- not fitted with a bridle.
Origin of unbridled
- to remove the bridle from (a horse, mule, etc.).
- to free from restraint.
Origin of unbridle
Examples from the Web for unbridled
Unbridled nationalism is a menace; it leads to trade wars and, all too often, real wars.The United States Needs Corporate 'Loyalty Oaths'
August 4, 2014
New studies show that unbridled hateful speech can cause emotional harm.Should Neo-Nazis Be Allowed Free Speech?
January 31, 2014
The fear of unbridled ambition is nothing new in American politics.Supersize Me, Your Honor: Liebeck v. McDonald’s and Our Era of Ambition
October 21, 2013
There was an unbridled joy—a glee—that was associated with watching Glee each week.Glee’s Cory Monteith Tribute: Cathartic and Could Not Have Been Sadder
October 11, 2013
Wolves, bears, and cougars were the massed enemy on the hill, and our stories were of their unbridled ferocity.Why Do We Save Some Species and Let Others Get Devastated?

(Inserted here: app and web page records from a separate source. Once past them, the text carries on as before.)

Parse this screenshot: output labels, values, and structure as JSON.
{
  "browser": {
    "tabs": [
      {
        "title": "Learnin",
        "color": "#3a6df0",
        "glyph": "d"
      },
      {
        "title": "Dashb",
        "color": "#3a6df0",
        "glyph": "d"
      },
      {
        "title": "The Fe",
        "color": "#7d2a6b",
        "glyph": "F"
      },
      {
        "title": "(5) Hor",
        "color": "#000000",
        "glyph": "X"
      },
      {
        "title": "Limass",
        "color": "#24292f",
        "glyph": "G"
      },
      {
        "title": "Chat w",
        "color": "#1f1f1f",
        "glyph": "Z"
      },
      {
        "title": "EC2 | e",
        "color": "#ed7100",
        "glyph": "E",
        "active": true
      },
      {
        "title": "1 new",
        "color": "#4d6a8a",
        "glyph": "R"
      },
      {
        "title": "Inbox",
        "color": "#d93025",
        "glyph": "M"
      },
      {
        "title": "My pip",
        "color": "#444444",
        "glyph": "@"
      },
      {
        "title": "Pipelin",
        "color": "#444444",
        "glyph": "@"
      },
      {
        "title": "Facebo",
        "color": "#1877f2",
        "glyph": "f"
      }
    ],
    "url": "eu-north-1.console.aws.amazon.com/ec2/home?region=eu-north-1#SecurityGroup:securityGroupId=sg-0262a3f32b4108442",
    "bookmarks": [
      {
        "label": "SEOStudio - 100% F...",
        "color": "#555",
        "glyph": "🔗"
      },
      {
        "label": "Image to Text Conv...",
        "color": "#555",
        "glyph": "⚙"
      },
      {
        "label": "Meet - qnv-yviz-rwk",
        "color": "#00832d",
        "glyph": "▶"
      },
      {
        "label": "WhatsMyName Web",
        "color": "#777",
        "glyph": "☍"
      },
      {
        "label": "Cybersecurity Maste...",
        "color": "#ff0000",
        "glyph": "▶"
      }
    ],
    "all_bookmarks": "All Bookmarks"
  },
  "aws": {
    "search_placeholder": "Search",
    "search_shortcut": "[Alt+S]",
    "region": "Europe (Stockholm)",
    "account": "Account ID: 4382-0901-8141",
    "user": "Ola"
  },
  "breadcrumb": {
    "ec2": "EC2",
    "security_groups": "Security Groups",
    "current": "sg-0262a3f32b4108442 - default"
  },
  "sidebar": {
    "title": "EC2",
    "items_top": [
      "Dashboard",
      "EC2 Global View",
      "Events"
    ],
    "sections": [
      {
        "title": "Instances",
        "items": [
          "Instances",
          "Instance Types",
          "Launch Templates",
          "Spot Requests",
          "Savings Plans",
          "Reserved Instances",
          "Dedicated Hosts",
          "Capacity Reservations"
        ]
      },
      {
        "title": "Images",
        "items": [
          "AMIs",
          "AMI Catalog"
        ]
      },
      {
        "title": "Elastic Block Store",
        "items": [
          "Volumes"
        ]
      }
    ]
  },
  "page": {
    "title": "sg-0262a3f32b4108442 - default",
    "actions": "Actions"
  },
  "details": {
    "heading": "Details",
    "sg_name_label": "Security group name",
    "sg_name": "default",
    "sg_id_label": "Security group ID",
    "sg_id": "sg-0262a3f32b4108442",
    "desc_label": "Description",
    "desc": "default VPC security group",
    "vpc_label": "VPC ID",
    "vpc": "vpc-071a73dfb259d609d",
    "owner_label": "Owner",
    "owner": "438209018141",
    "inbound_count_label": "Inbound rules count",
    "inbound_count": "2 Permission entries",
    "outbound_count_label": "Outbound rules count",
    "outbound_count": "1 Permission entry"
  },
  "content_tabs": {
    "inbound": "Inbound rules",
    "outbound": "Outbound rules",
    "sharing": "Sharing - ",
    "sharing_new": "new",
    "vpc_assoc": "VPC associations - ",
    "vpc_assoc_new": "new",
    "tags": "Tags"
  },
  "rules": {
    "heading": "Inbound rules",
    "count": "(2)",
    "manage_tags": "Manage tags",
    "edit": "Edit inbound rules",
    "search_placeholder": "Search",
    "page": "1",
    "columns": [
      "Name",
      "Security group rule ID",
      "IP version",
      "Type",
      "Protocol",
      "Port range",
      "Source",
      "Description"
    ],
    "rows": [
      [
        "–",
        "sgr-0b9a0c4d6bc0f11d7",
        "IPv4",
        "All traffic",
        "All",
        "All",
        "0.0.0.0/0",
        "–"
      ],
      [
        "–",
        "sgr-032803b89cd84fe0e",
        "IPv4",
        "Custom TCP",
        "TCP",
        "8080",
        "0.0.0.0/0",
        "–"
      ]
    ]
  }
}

Melissa Holbrook Pierson
May 21, 2013
He did not say a word, knowing my unbridled desire to meet danger.My Double Life
This explains why they may be associated in the delirium of unbridled passions.The Sexual Question
He had followed a false lure that his own unbridled imagination had lit.The Duke Of Chimney Butte
G. W. Ogden
What a river it was now, this unbridled Salagua which had been their moat and rampart for so many years!Hidden Water
What a terrible ordeal to a mind so untrained—to a temper so unbridled!Roland Cashel
Charles James Lever
- with all restraints removed
- (of a horse, etc) wearing no bridle
- to remove the bridle from (a horse)
- to remove all controls or restraints from
Word Origin and History for unbridled
late 14c., originally in figurative sense of "unrestrained, ungoverned," from un- (1) "not" + bridled (see bridle (v.)). Cf. Middle Dutch ongebreidelt. Literal sense of "not fitted with a bridle" (of horses) is not recorded before 1550s. The verb unbridle is attested from c.1400 in the literal sense; mid-15c. in the figurative sense.